January 2nd, 2012
Composer: Ludovic Bource
Between 1894-1929, films were created to tell a story through a sequence of images and sound that create continuous movement. These films contained no dialogue, often using comedic gestures and title cards to portray messages to the audience. But maybe the most important part of the silent film, the part that really created the magic of the movie, was the accompanying music.
During the silent era, a live pianist or orchestra often accompanied movies, playing music to drive the continuity of the scenes of the film. With Ludovic Bource’s soundtrack for The Artist, he has managed to create this continuity and combine it brilliantly with great orchestration. Whilst he has still maintained the feel of the period, we are reminded just how far things have evolved over the past ninety years.

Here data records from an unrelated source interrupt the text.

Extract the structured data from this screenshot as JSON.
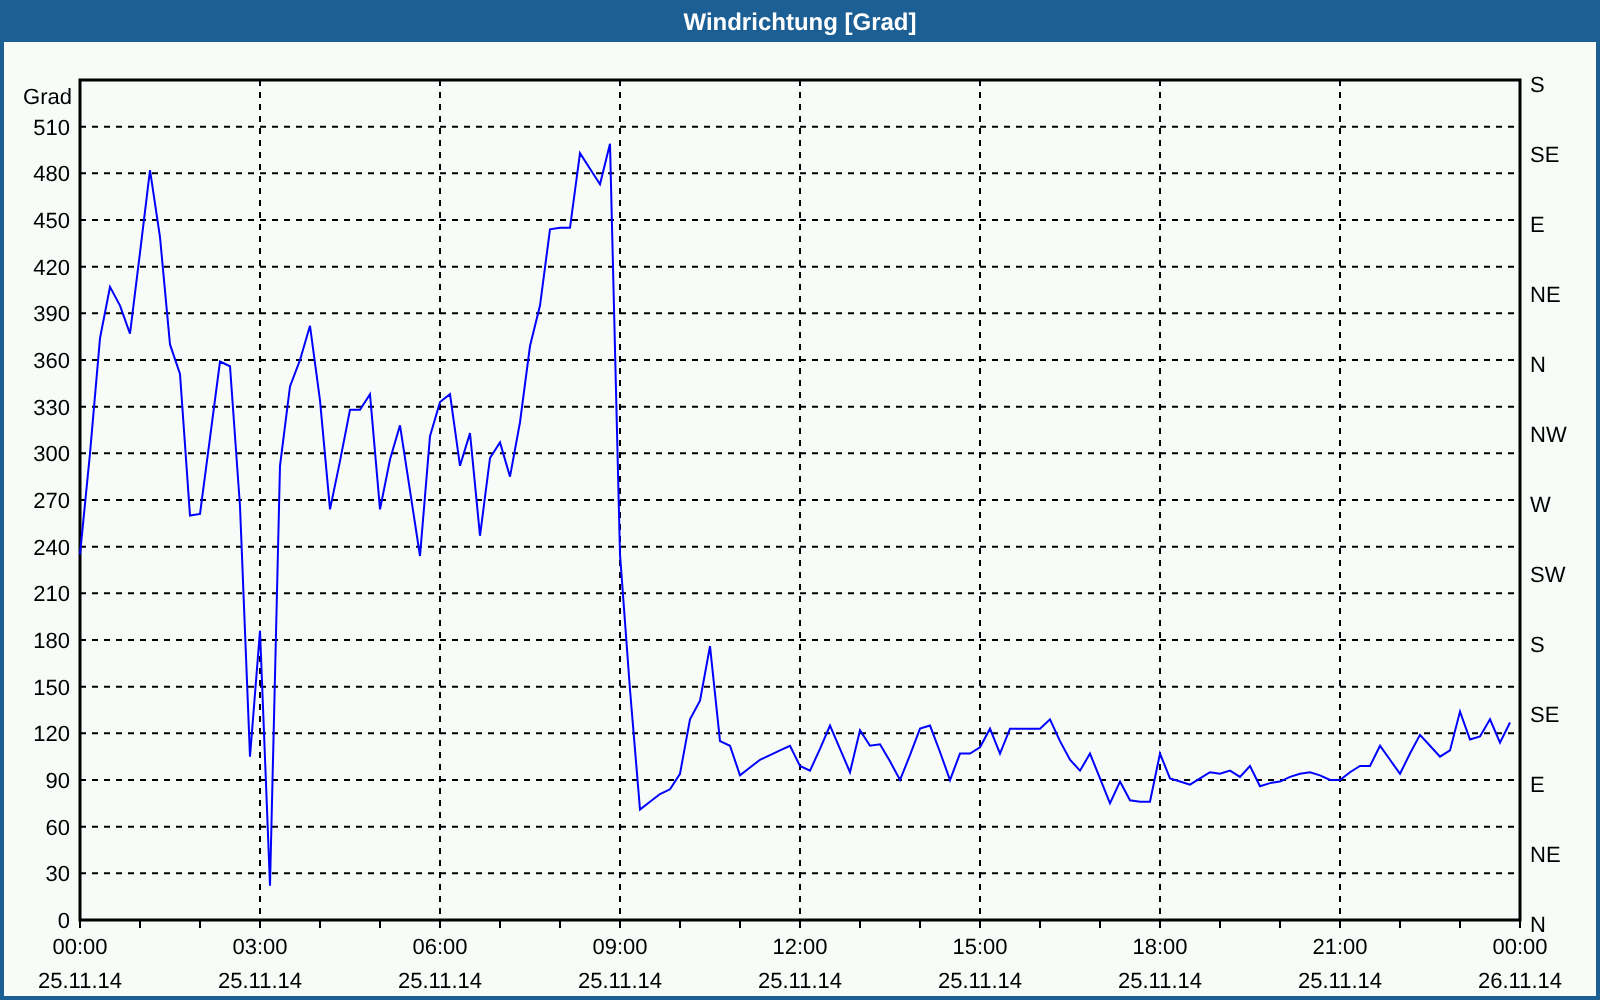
{
  "window": {
    "title": "Windrichtung [Grad]"
  },
  "chart_data": {
    "type": "line",
    "grid": true,
    "ylabel": "Grad",
    "ylim": [
      0,
      540
    ],
    "yticks": [
      0,
      30,
      60,
      90,
      120,
      150,
      180,
      210,
      240,
      270,
      300,
      330,
      360,
      390,
      420,
      450,
      480,
      510
    ],
    "categories": [
      "00:00 25.11.14",
      null,
      null,
      null,
      null,
      null,
      null,
      null,
      null,
      null,
      null,
      null,
      null,
      null,
      null,
      null,
      null,
      null,
      "03:00 25.11.14",
      null,
      null,
      null,
      null,
      null,
      null,
      null,
      null,
      null,
      null,
      null,
      null,
      null,
      null,
      null,
      null,
      null,
      "06:00 25.11.14",
      null,
      null,
      null,
      null,
      null,
      null,
      null,
      null,
      null,
      null,
      null,
      null,
      null,
      null,
      null,
      null,
      null,
      "09:00 25.11.14",
      null,
      null,
      null,
      null,
      null,
      null,
      null,
      null,
      null,
      null,
      null,
      null,
      null,
      null,
      null,
      null,
      null,
      "12:00 25.11.14",
      null,
      null,
      null,
      null,
      null,
      null,
      null,
      null,
      null,
      null,
      null,
      null,
      null,
      null,
      null,
      null,
      null,
      "15:00 25.11.14",
      null,
      null,
      null,
      null,
      null,
      null,
      null,
      null,
      null,
      null,
      null,
      null,
      null,
      null,
      null,
      null,
      null,
      "18:00 25.11.14",
      null,
      null,
      null,
      null,
      null,
      null,
      null,
      null,
      null,
      null,
      null,
      null,
      null,
      null,
      null,
      null,
      null,
      "21:00 25.11.14",
      null,
      null,
      null,
      null,
      null,
      null,
      null,
      null,
      null,
      null,
      null,
      null,
      null,
      null,
      null,
      null,
      null,
      "00:00 26.11.14"
    ],
    "series": [
      {
        "color": "#0000ff",
        "values": [
          235,
          300,
          374,
          407,
          395,
          377,
          429,
          482,
          439,
          370,
          351,
          260,
          261,
          310,
          359,
          356,
          266,
          105,
          186,
          22,
          292,
          343,
          360,
          382,
          334,
          264,
          295,
          328,
          328,
          338,
          264,
          296,
          318,
          276,
          234,
          311,
          333,
          338,
          292,
          313,
          247,
          297,
          307,
          285,
          320,
          369,
          395,
          444,
          445,
          445,
          493,
          483,
          473,
          499,
          235,
          148,
          71,
          76,
          81,
          84,
          94,
          129,
          141,
          176,
          115,
          112,
          93,
          98,
          103,
          106,
          109,
          112,
          99,
          96,
          110,
          125,
          110,
          95,
          122,
          112,
          113,
          102,
          90,
          106,
          123,
          125,
          108,
          90,
          107,
          107,
          111,
          123,
          107,
          123,
          123,
          123,
          123,
          129,
          115,
          103,
          96,
          107,
          91,
          75,
          89,
          77,
          76,
          76,
          107,
          91,
          89,
          87,
          91,
          95,
          94,
          96,
          92,
          99,
          86,
          88,
          89,
          92,
          94,
          95,
          93,
          90,
          90,
          95,
          99,
          99,
          112,
          103,
          94,
          107,
          119,
          112,
          105,
          109,
          134,
          116,
          118,
          129,
          114,
          127,
          null
        ]
      }
    ]
  },
  "right_axis_labels": [
    "S",
    "SE",
    "E",
    "NE",
    "N",
    "NW",
    "W",
    "SW",
    "S",
    "SE",
    "E",
    "NE",
    "N"
  ]
}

The Artist, directed by Michel Hazanavicius, is a French comedy-drama set in Hollywood between 1927 and 1932. It tells the story of an actor with a plummeting career and a rising actress who is starting to blossom within the public eye during the period when the silent film begins to be replaced by the ‘talkies’. What follows is the typical Hollywood story – the rise, the fall and the romance.
From the grandeur opening of The Artist Ouverture, reminiscent of something from an opening to a major West End production, there is an instant observation that this score will tell the movie, with or without the images. Bource uses the perfect balance to create the melodramatic feel of Hollywood in the 1920’s, using original compositions combined with classics such as Jubilee Stomp (Duke Ellington), Imagination (Red Nichols and His Five Pennies) and Pennies from Heaven (Rose Murphy), the only song within the score.
The playful piano and marimba melodies accompanied by a walking bass line in George Valentin create an instant image of a charming, happy-go-lucky individual from that time. It enables us to create an impression of his character through the music rather than through his words. Much the same with Pretty Peppy, where the music allows us to envisage the beauty, grace and exuberance of this ‘woman in a carefree world’, regardless of whether we have seen her character visually or not.
Silent Rumble takes on a much more urgent nature to begin with, combining sweeping tremolo strings, sharp stabs of woodwind and ceremonious brass fanfares. The timbre of the instruments and the interpretation changes the mood of the scene instantaneously.
Bource’s music echoes the characters personalities throughout, and we are reminded of this constantly. For example, the use of the lively marimba melody in George Valentin makes a return later in the score, but in a much darker passage, representing the downward spiral that he has come to find himself confronting.
By the time we reach Ghosts from the Past, dissonant string and brass melodies alter the mood completely, and we are thrown into despair and tragedy.
For me personally, the most touching track is My Suicide (Dedicated To 03.29.1967) with its haunting melody, high strings and dissonant woodwind harmonies; it yet again changes the mood. It is in my opinion the most traditionally classical track from the score, and it could easily stand-alone as a piece of music for that reason.
The score for The Artist really does cover everything – it is majestic, humorous, lively, tense: the list goes on. It covers heavy emotional themes ranging from one extreme to the other, and it manages to do this whilst still maintaining the feel of the time and place in which it is set. The ability of Bource to orchestrate such a score clearly displays that he has worked hard to capture the essence of the period. It is a splendidly descriptive score, which enhances the emotions of the characters and the situations they find themselves in frame by frame. It would be interesting to see how The Artist would be perceived by an audience should it ever be made into a ‘talkie’.
It amazes me that Bource had no formal training in composition. He did study music as a child, but to have had no experience in orchestration and to be able to create a score such as this is unbelievable.
Maybe this is the start of the return of the silent film, and if it is, I look forward to what the many fantastic composers such as Bource have to offer.
Phil is a 27-year-old classically trained musician from Sheffield with qualifications in Popular Music, Classical Music and a BA (Hons) in Creative Music Technology and Sound Recording. He likes nothing better than locking himself in the studio and composing music of all genres.
Phil became interested in composing after learning how to play the Cello and Clarinet at a young age, and has never looked back since. His favourite composer is Danny Elfman, whose unconventional harmonies and rhythms in scores such as Edward Scissorhands still manage to bring a tear or two to his eye.
You can find him on Twitter @PhilBlanckley.